Northern ComplexLarge areas of coarse grained granite and gently folded Carboniferous quartz sandstones and shale. Isolated limestone outcrops.Low hills and ranges, more rugged on granites with abundant rock outcrop and tors. Short, steep gorges of major rivers. Karst landscapes on limestone. Harsh texture contrast soils with subsoils prone to gully development. Gritty shallow profiles on granite. Dark, alkaline, pedal clays on limestone.Red ironbark with white cypress pine, grey box, forest red gum, and bull oak on granites. Lower colluvial slopes as above with pale bloodwood, and hill red gum. River red gum, river oak and rough-barked apple on creeks. Silver-leaved ironbark and white cypress pine on shale and sandstone with white box on lower slopes. Poplar box, brigalow. Bulloak on finer alluvium, forest red gum and Moreton Bay ash on coarser alluvium. Diverse understorey shrubs.


From Morgan and Terrey 1992

Documents to download
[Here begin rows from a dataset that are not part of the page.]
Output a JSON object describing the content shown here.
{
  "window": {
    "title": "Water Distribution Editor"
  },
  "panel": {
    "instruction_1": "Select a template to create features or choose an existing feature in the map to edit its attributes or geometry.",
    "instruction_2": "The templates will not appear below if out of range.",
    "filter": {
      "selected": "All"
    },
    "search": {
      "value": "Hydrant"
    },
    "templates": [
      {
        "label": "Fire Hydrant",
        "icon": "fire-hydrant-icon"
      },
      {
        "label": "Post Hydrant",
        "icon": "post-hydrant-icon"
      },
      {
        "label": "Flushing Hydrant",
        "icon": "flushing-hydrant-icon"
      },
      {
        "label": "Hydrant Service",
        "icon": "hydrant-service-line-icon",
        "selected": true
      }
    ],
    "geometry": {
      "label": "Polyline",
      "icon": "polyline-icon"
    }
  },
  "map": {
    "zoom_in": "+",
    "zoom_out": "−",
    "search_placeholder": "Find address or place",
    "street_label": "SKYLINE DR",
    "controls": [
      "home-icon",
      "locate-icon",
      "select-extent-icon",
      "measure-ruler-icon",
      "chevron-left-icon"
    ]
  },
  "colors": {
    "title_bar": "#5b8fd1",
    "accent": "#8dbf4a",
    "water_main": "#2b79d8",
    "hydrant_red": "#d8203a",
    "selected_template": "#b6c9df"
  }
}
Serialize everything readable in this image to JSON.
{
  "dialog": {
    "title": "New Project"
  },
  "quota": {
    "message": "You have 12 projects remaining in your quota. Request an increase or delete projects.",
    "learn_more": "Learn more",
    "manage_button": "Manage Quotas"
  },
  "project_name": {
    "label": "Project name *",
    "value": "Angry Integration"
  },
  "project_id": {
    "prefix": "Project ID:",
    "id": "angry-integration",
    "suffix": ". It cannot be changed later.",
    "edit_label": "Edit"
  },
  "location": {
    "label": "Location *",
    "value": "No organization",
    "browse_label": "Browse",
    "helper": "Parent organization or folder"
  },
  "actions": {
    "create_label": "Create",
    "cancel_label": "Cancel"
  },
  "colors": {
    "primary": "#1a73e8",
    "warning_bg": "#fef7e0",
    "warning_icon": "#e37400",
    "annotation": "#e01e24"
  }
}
Next page: Nandewar - references
Previous page: Nandewar - bioregional-scale conservation
Up to contents page: Nandewar Bioregion
Page last updated: 26 April 2016